Goldman and Its Lobbyists Spurned in Finance Fight
Last week, White House officials quietly approached leading financial firms seeking formal letters of support for a Congressional overhaul of financial regulations. One Wall Street powerhouse was left off the list: Goldman Sachs.
Given the government’s lawsuit against Goldman, “the message,” said a financial industry executive involved in the discussions about the White House solicitation, “was that Goldman’s opinion doesn’t matter and that it would be negative if Goldman was supportive of what we were doing.”
Goldman Sachs employs perhaps the country’s most well-connected stable of Washington lobbyists, and it spent $2.8 million last year to bend the ear of federal officials and lawmakers. But the pounding the investment firm has taken in recent days has left it sidelined — at least in public — as Congress moves toward a decision that could reshape the very industry it rules.
With Goldman the target of a Securities and Exchange Commission fraud lawsuit filed two weeks ago and nearly 11 hours of questioning in a Senate committee hearing on Tuesday, the company has been portrayed by many as a symbol of Wall Street excess and abuse.
“All of the Wall Street banks today are politically toxic,” said Jaret Seiberg, a financial policy analyst for Concept Capital, a financial policy research group. “Goldman is in that bucket. The hearing makes it harder to get their message out in Washington, but that was true before the hearing and that is true today. To be a Wall Street bank today means there are already two strikes against you.”
Still, the company is trying to find a way to influence the debate, even if it cannot play as visible a role.
Goldman Sachs declined to comment on Wednesday on the impact that its legal and public relations troubles have had on its Washington lobbying operations. But one person briefed on its plans, but who spoke on condition of anonymity because of the firm’s continuing legal and political troubles, said it was still trying to push its agenda.
In seeking to make its case to lawmakers and their aides, the bank has been largely relying on trade groups, like the Securities Industry and Financial Markets Association, the American Banking Association, or the Financial Services Forum, to plead its case about concerns in the financial legislation, industry officials said.
In contrast to JPMorgan Chase and other rivals, Goldman has not tried grass-roots outreach efforts, like setting up hot lines to have employees call their Congressional leaders. But on occasion, Goldman and its lobbyists have approached Senate Democrats directly on areas of particular concern, like the so-called Volcker Rule, which would bar institutions like Goldman from buying and selling for their own profit, rather than as a service to its clients, according to a Democratic aide. Another provision that the firm would like to see changed is a ban on banks’ trading in the derivatives market.

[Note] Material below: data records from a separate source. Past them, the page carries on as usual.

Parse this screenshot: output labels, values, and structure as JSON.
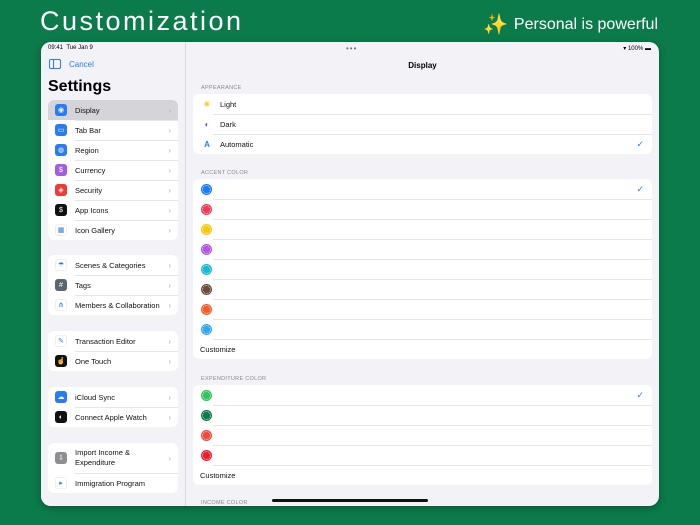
{
  "banner": {
    "title": "Customization",
    "tagline": "Personal is powerful",
    "tagline_icon": "sparkles"
  },
  "status": {
    "time": "09:41",
    "date": "Tue Jan 9",
    "battery": "100%"
  },
  "sidebar": {
    "cancel": "Cancel",
    "title": "Settings",
    "groups": [
      [
        {
          "label": "Display",
          "icon": "palette",
          "color": "#2a7bf6"
        },
        {
          "label": "Tab Bar",
          "icon": "tabbar",
          "color": "#2a7bf6"
        },
        {
          "label": "Region",
          "icon": "globe",
          "color": "#2a7bf6"
        },
        {
          "label": "Currency",
          "icon": "dollar",
          "color": "#a45de0"
        },
        {
          "label": "Security",
          "icon": "shield",
          "color": "#ef3b36"
        },
        {
          "label": "App Icons",
          "icon": "app",
          "color": "#111"
        },
        {
          "label": "Icon Gallery",
          "icon": "grid",
          "color": "#fff"
        }
      ],
      [
        {
          "label": "Scenes & Categories",
          "icon": "scenes",
          "color": "#fff"
        },
        {
          "label": "Tags",
          "icon": "hash",
          "color": "#5b6670"
        },
        {
          "label": "Members & Collaboration",
          "icon": "members",
          "color": "#fff"
        }
      ],
      [
        {
          "label": "Transaction Editor",
          "icon": "pencil",
          "color": "#fff"
        },
        {
          "label": "One Touch",
          "icon": "touch",
          "color": "#111"
        }
      ],
      [
        {
          "label": "iCloud Sync",
          "icon": "cloud",
          "color": "#2a7bf6"
        },
        {
          "label": "Connect Apple Watch",
          "icon": "watch",
          "color": "#111"
        }
      ],
      [
        {
          "label": "Import Income & Expenditure",
          "icon": "import",
          "color": "#8e8e93"
        },
        {
          "label": "Immigration Program",
          "icon": "terminal",
          "color": "#fff"
        }
      ]
    ]
  },
  "detail": {
    "title": "Display",
    "appearance": {
      "header": "APPEARANCE",
      "options": [
        {
          "label": "Light",
          "icon": "sun"
        },
        {
          "label": "Dark",
          "icon": "moon"
        },
        {
          "label": "Automatic",
          "icon": "A",
          "selected": true
        }
      ]
    },
    "accent": {
      "header": "ACCENT COLOR",
      "colors": [
        "#1a7cf5",
        "#f03a5a",
        "#f9c80e",
        "#b056e0",
        "#18b8d4",
        "#6b4a3a",
        "#f55a2a",
        "#2ea8f0"
      ],
      "selected": 0,
      "customize": "Customize"
    },
    "expenditure": {
      "header": "EXPENDITURE COLOR",
      "colors": [
        "#2fc55a",
        "#0e7a4a",
        "#f2483a",
        "#e8202e"
      ],
      "selected": 0,
      "customize": "Customize"
    },
    "income": {
      "header": "INCOME COLOR"
    }
  }
}
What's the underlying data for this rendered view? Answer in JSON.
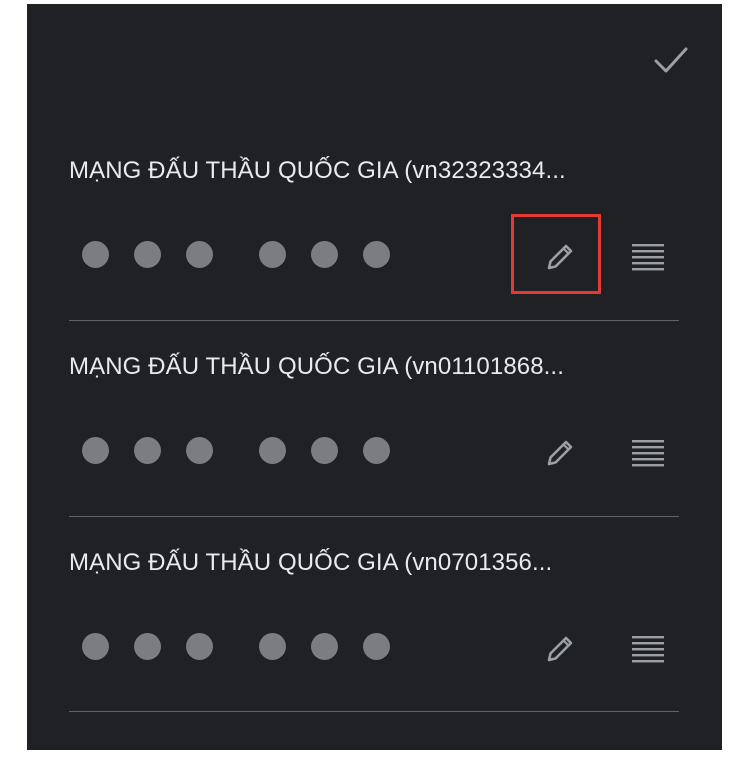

More often, the firm — whose lobbyists and outside lawyers include Washington luminaries like Richard A. Gephardt, the former House majority leader, and Ken Duberstein, the former Reagan administration official — has relied largely on intermediaries because politicians are worried about being associated with it, government and industry officials said.
“They know they’re not going to have that much of an impact,” said one lobbyist who works with Goldman but did not want to be named for fear of jeopardizing his relationship with the firm.
In addition to the political concerns, there were also pragmatic ones: many of the Goldman’s highest-ranking executives, including Lloyd C. Blankfein, the chief executive, had been preoccupied for the last week in preparing for the Senate hearing.
At the hearing, senators pressed Goldman executives on the allegations by the S.E.C. that the firm had misled investors by selling them a complex mortgage investment that was secretly devised to fail. Senate investigators also made public internal documents that shed light on the large profits the company made, and the satisfaction some of its executives derived, as the housing market began collapsing.
And the events of recent weeks are clearly hurting the access of a company once renowned in Washington for sending its executives to senior posts at the Treasury Department. For instance, Senator Blanche Lincoln, the Arkansas Democrat who wrote the provision that would ban banks like Goldman Sachs from trading in derivatives, had discussed having a fund-raiser at the firm’s New York offices this month, but she scuttled the possible event after the S.E.C. filed its lawsuit.
Ms. Lincoln said she would no longer take political contributions from the firm, which has been one of the most prolific contributors to campaigns. Goldman executives and its political action committee have given more than $24 million to federal candidates in the last decade, including nearly $1 million to Mr. Obama’s 2008 presidential campaign.